Entries from a dataset of interfaces:
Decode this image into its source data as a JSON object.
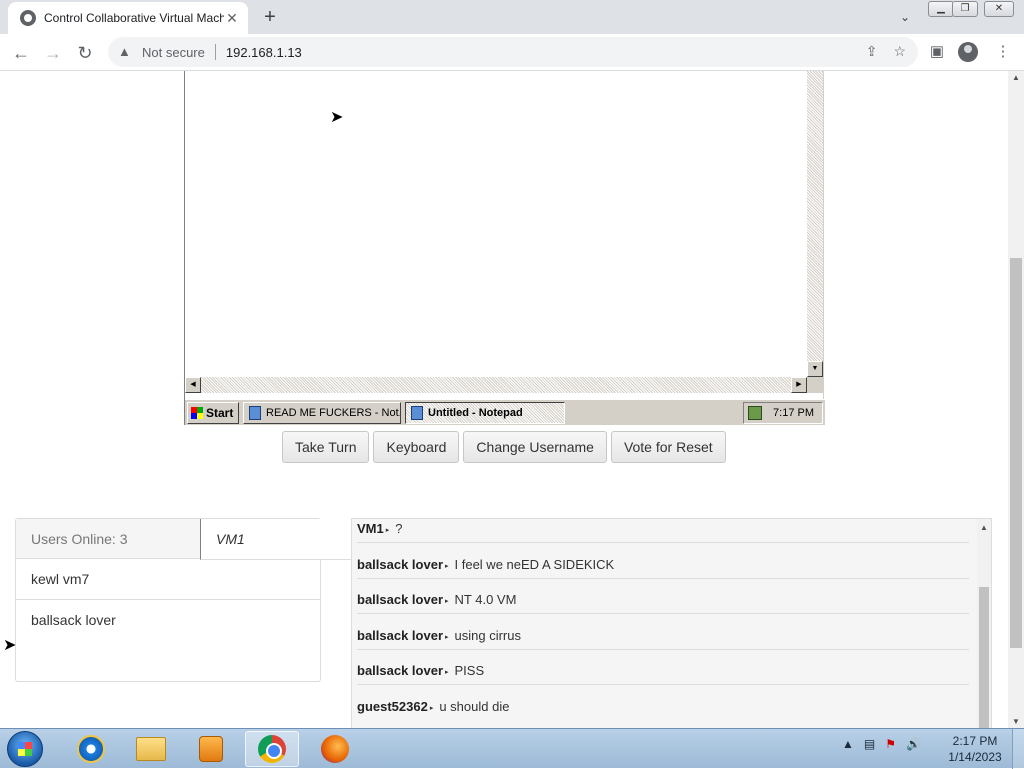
{
  "browser": {
    "tab_title": "Control Collaborative Virtual Machine",
    "new_tab": "+",
    "not_secure": "Not secure",
    "url": "192.168.1.13"
  },
  "vm": {
    "taskbar": {
      "start": "Start",
      "items": [
        {
          "label": "READ ME FUCKERS - Not..."
        },
        {
          "label": "Untitled - Notepad"
        }
      ],
      "clock": "7:17 PM"
    }
  },
  "controls": {
    "take_turn": "Take Turn",
    "keyboard": "Keyboard",
    "change_username": "Change Username",
    "vote_reset": "Vote for Reset"
  },
  "users": {
    "header": "Users Online: 3",
    "list": [
      {
        "name": "VM1"
      },
      {
        "name": "kewl vm7"
      },
      {
        "name": "ballsack lover"
      }
    ]
  },
  "chat": {
    "messages": [
      {
        "user": "VM1",
        "text": "?"
      },
      {
        "user": "ballsack lover",
        "text": "I feel we neED A SIDEKICK"
      },
      {
        "user": "ballsack lover",
        "text": "NT 4.0 VM"
      },
      {
        "user": "ballsack lover",
        "text": "using cirrus"
      },
      {
        "user": "ballsack lover",
        "text": "PISS"
      },
      {
        "user": "guest52362",
        "text": "u should die"
      }
    ]
  },
  "os_taskbar": {
    "time": "2:17 PM",
    "date": "1/14/2023"
  }
}
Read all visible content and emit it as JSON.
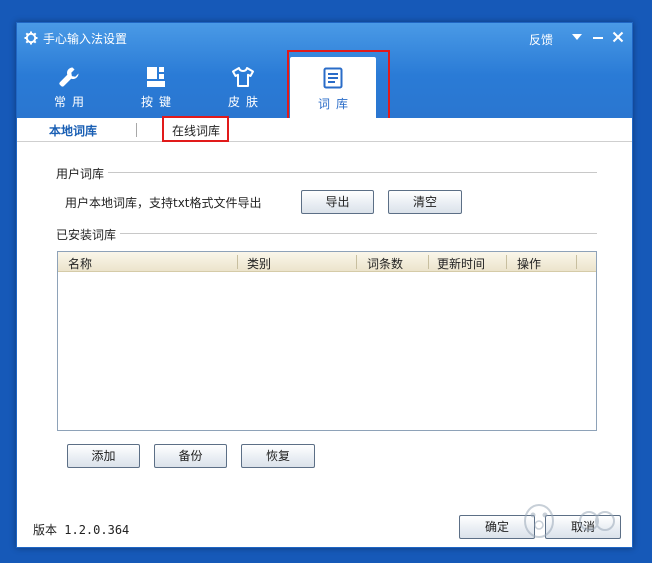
{
  "window": {
    "title": "手心输入法设置",
    "feedback": "反馈"
  },
  "tabs": [
    {
      "label": "常用",
      "icon": "wrench-icon"
    },
    {
      "label": "按键",
      "icon": "keyboard-icon"
    },
    {
      "label": "皮肤",
      "icon": "tshirt-icon"
    },
    {
      "label": "词库",
      "icon": "document-icon",
      "active": true
    }
  ],
  "subtabs": {
    "local": "本地词库",
    "online": "在线词库"
  },
  "user_lexicon": {
    "section_title": "用户词库",
    "description": "用户本地词库，支持txt格式文件导出",
    "export_label": "导出",
    "clear_label": "清空"
  },
  "installed_lexicon": {
    "section_title": "已安装词库",
    "columns": [
      "名称",
      "类别",
      "词条数",
      "更新时间",
      "操作"
    ],
    "rows": []
  },
  "actions": {
    "add_label": "添加",
    "backup_label": "备份",
    "restore_label": "恢复"
  },
  "footer": {
    "version_label": "版本",
    "version_value": "1.2.0.364",
    "ok_label": "确定",
    "cancel_label": "取消"
  },
  "colors": {
    "header_blue": "#2a7bd6",
    "highlight_red": "#e11a1a",
    "active_tab_text": "#2a6cc8"
  }
}
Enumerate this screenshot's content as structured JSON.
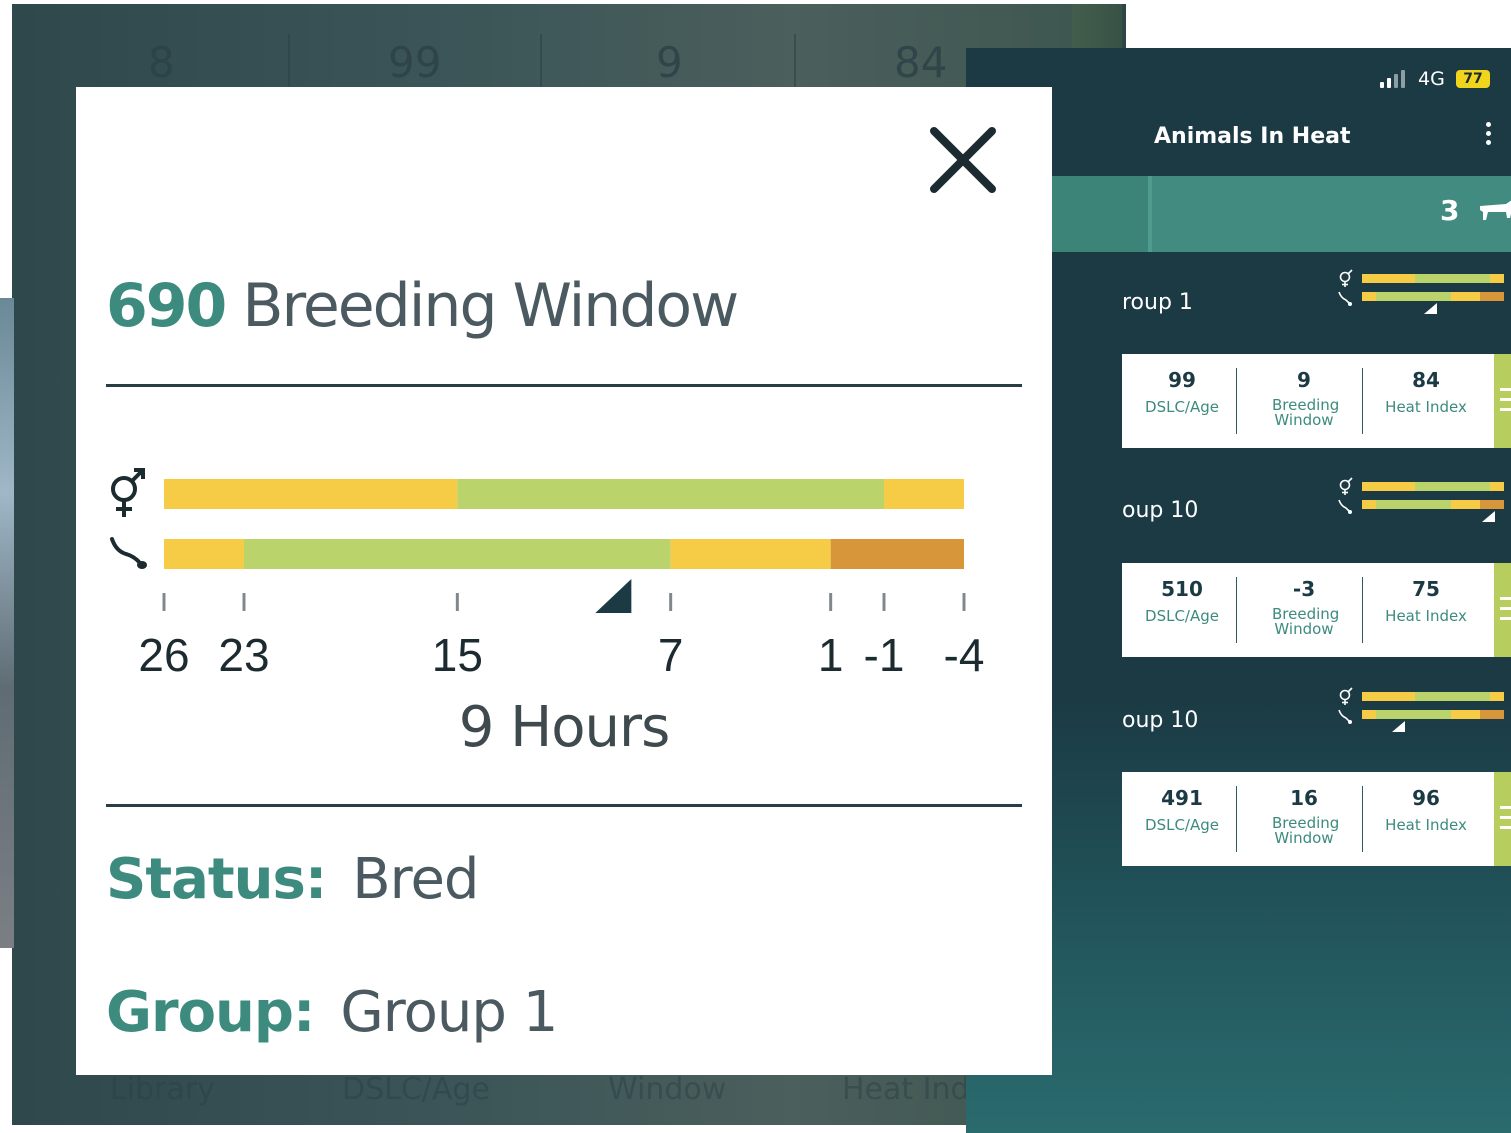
{
  "phone": {
    "status": {
      "network": "4G",
      "battery": "77"
    },
    "appbar": {
      "title": "Animals In Heat"
    },
    "count": "3",
    "groups": [
      {
        "name": "roup 1",
        "dslc": "99",
        "dslc_label": "DSLC/Age",
        "window": "9",
        "window_label": "Breeding Window",
        "heat": "84",
        "heat_label": "Heat Index"
      },
      {
        "name": "oup 10",
        "dslc": "510",
        "dslc_label": "DSLC/Age",
        "window": "-3",
        "window_label": "Breeding Window",
        "heat": "75",
        "heat_label": "Heat Index"
      },
      {
        "name": "oup 10",
        "dslc": "491",
        "dslc_label": "DSLC/Age",
        "window": "16",
        "window_label": "Breeding Window",
        "heat": "96",
        "heat_label": "Heat Index"
      }
    ]
  },
  "background": {
    "top_numbers": [
      "8",
      "99",
      "9",
      "84"
    ],
    "bottom_labels": [
      "Library",
      "DSLC/Age",
      "Window",
      "Heat Index"
    ]
  },
  "modal": {
    "animal_id": "690",
    "title": "Breeding Window",
    "hours_label": "9 Hours",
    "status_key": "Status:",
    "status_value": "Bred",
    "group_key": "Group:",
    "group_value": "Group 1",
    "icons": [
      "female-male-icon",
      "sperm-icon",
      "close-icon"
    ]
  },
  "colors": {
    "teal": "#3c8b7e",
    "yellow": "#f6cb46",
    "green": "#bbd36b",
    "orange": "#d8963b",
    "dark": "#1b3a44"
  },
  "chart_data": {
    "type": "bar",
    "ticks": [
      "26",
      "23",
      "15",
      "7",
      "1",
      "-1",
      "-4"
    ],
    "tick_values": [
      26,
      23,
      15,
      7,
      1,
      -1,
      -4
    ],
    "axis_range": [
      26,
      -4
    ],
    "current_marker_hours": 9,
    "series": [
      {
        "segments": [
          {
            "from": 26,
            "to": 15,
            "color": "yellow"
          },
          {
            "from": 15,
            "to": -1,
            "color": "green"
          },
          {
            "from": -1,
            "to": -4,
            "color": "yellow"
          }
        ]
      },
      {
        "segments": [
          {
            "from": 26,
            "to": 23,
            "color": "yellow"
          },
          {
            "from": 23,
            "to": 7,
            "color": "green"
          },
          {
            "from": 7,
            "to": 1,
            "color": "yellow"
          },
          {
            "from": 1,
            "to": -4,
            "color": "orange"
          }
        ]
      }
    ]
  }
}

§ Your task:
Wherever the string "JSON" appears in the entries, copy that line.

§ Solution for this problem:
Decode this image into its source data as a JSON object.
Read all visible content and emit it as JSON.
Enumerate this screenshot's content as structured JSON.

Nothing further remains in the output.